Repeat every entry word for word. Images do not belong in the copy.

[[ MATERIAL PROVIDED, beginning ]]

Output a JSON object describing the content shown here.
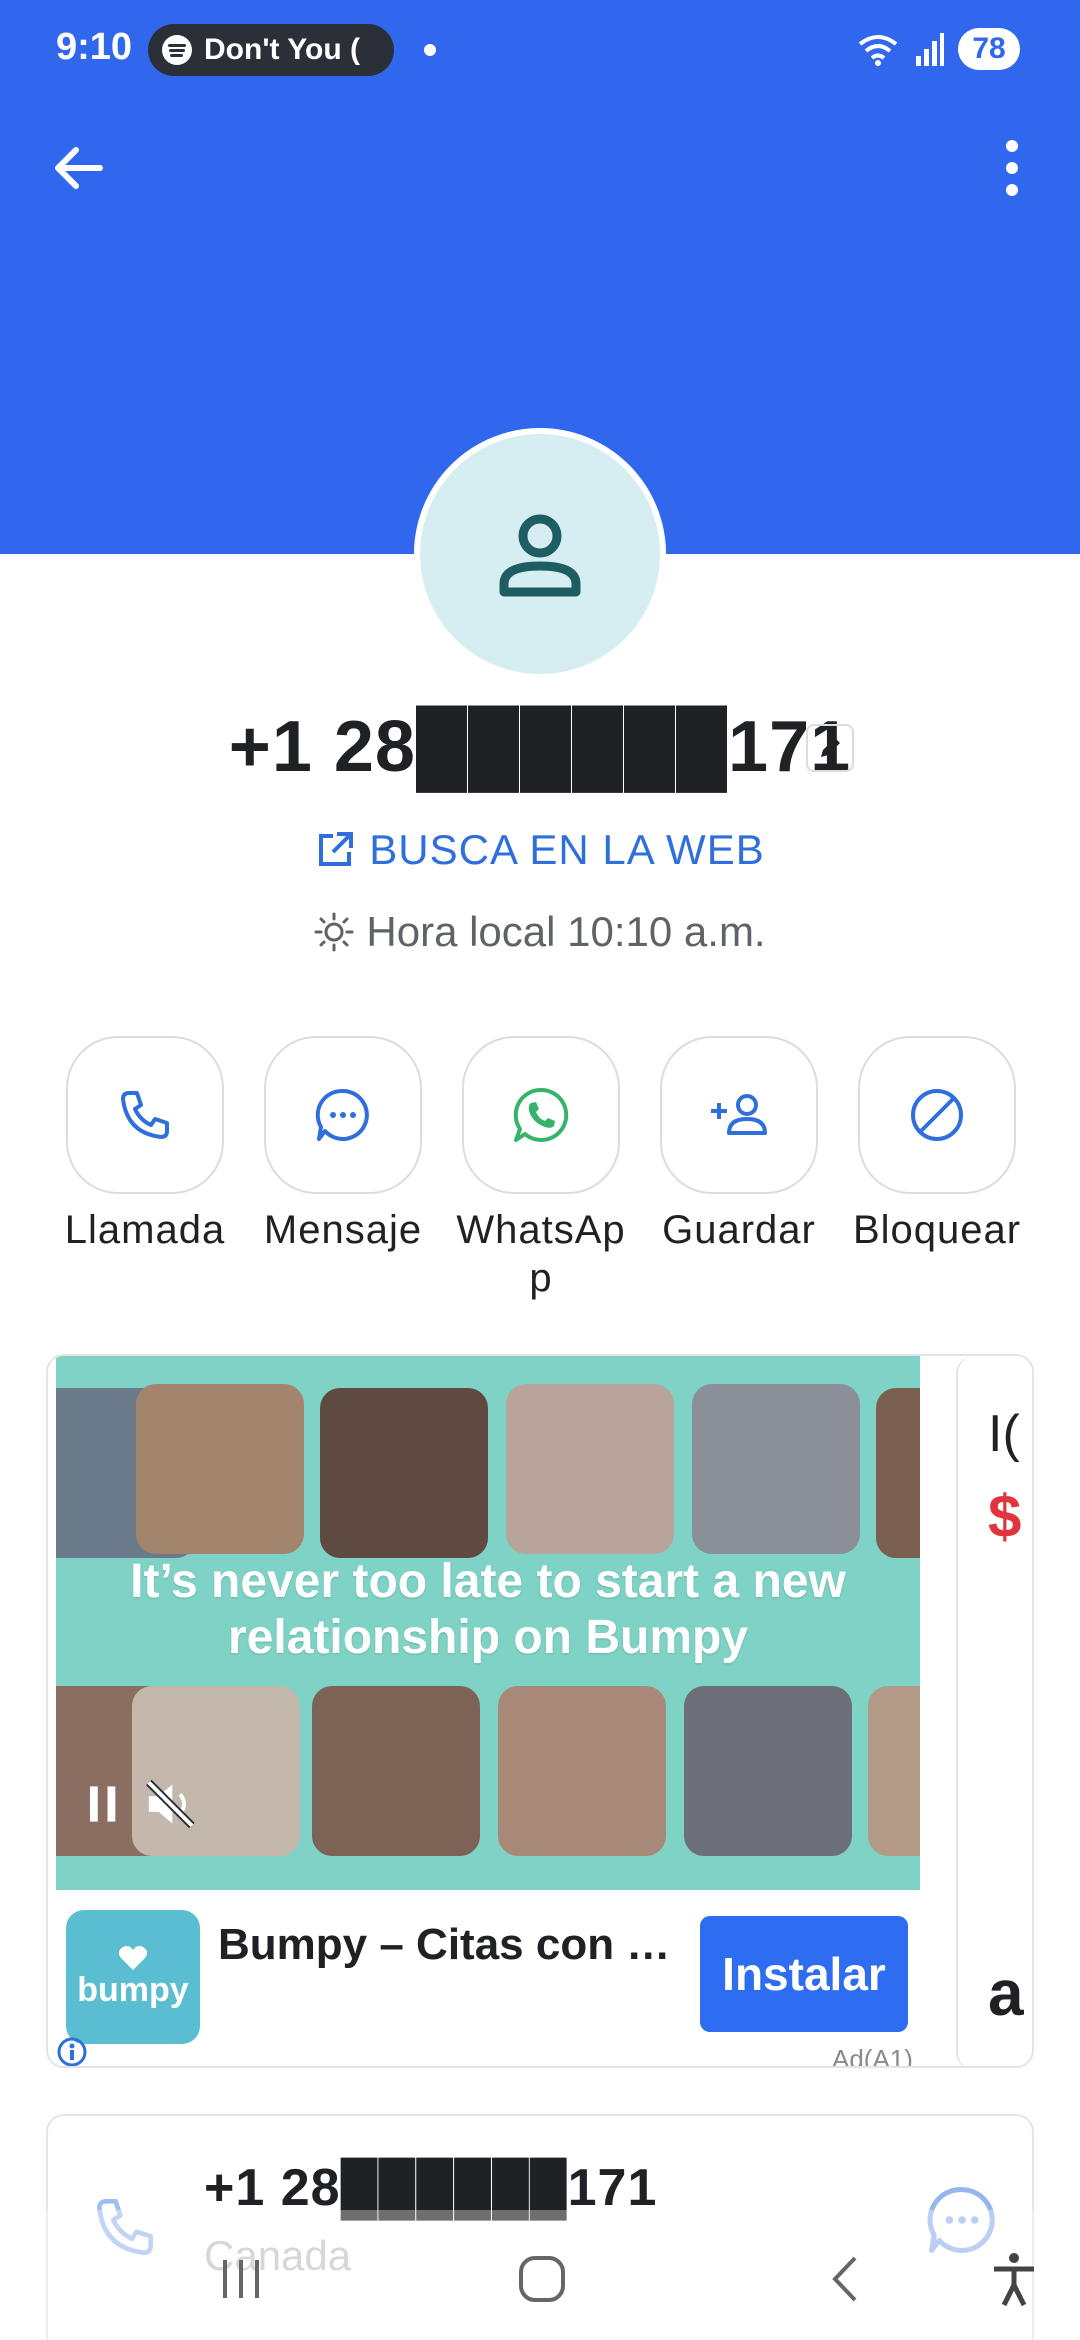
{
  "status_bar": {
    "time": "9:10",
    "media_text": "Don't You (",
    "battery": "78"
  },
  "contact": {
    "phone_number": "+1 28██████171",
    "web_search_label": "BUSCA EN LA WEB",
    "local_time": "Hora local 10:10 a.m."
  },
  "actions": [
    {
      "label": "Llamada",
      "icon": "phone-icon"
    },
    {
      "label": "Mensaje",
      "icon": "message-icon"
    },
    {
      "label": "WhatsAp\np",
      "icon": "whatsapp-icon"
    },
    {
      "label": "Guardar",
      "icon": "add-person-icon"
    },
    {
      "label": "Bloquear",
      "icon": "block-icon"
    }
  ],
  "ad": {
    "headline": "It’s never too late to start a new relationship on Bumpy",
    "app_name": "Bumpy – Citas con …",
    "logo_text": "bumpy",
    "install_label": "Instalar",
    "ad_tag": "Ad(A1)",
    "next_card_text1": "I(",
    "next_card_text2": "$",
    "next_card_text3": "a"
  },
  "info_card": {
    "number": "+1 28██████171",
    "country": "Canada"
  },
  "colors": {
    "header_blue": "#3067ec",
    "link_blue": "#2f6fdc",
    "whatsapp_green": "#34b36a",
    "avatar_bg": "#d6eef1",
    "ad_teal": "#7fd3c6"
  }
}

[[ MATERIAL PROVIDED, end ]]

▸ **EXERCISE RESULT**
Output a JSON object describing the content shown here.
{
  "status_bar": {
    "time": "9:10",
    "media_text": "Don't You (",
    "battery": "78"
  },
  "contact": {
    "phone_number": "+1 28██████171",
    "web_search_label": "BUSCA EN LA WEB",
    "local_time": "Hora local 10:10 a.m."
  },
  "actions": [
    {
      "label": "Llamada",
      "icon": "phone-icon"
    },
    {
      "label": "Mensaje",
      "icon": "message-icon"
    },
    {
      "label": "WhatsAp\np",
      "icon": "whatsapp-icon"
    },
    {
      "label": "Guardar",
      "icon": "add-person-icon"
    },
    {
      "label": "Bloquear",
      "icon": "block-icon"
    }
  ],
  "ad": {
    "headline": "It’s never too late to start a new relationship on Bumpy",
    "app_name": "Bumpy – Citas con …",
    "logo_text": "bumpy",
    "install_label": "Instalar",
    "ad_tag": "Ad(A1)",
    "next_card_text1": "I(",
    "next_card_text2": "$",
    "next_card_text3": "a"
  },
  "info_card": {
    "number": "+1 28██████171",
    "country": "Canada"
  },
  "colors": {
    "header_blue": "#3067ec",
    "link_blue": "#2f6fdc",
    "whatsapp_green": "#34b36a",
    "avatar_bg": "#d6eef1",
    "ad_teal": "#7fd3c6"
  }
}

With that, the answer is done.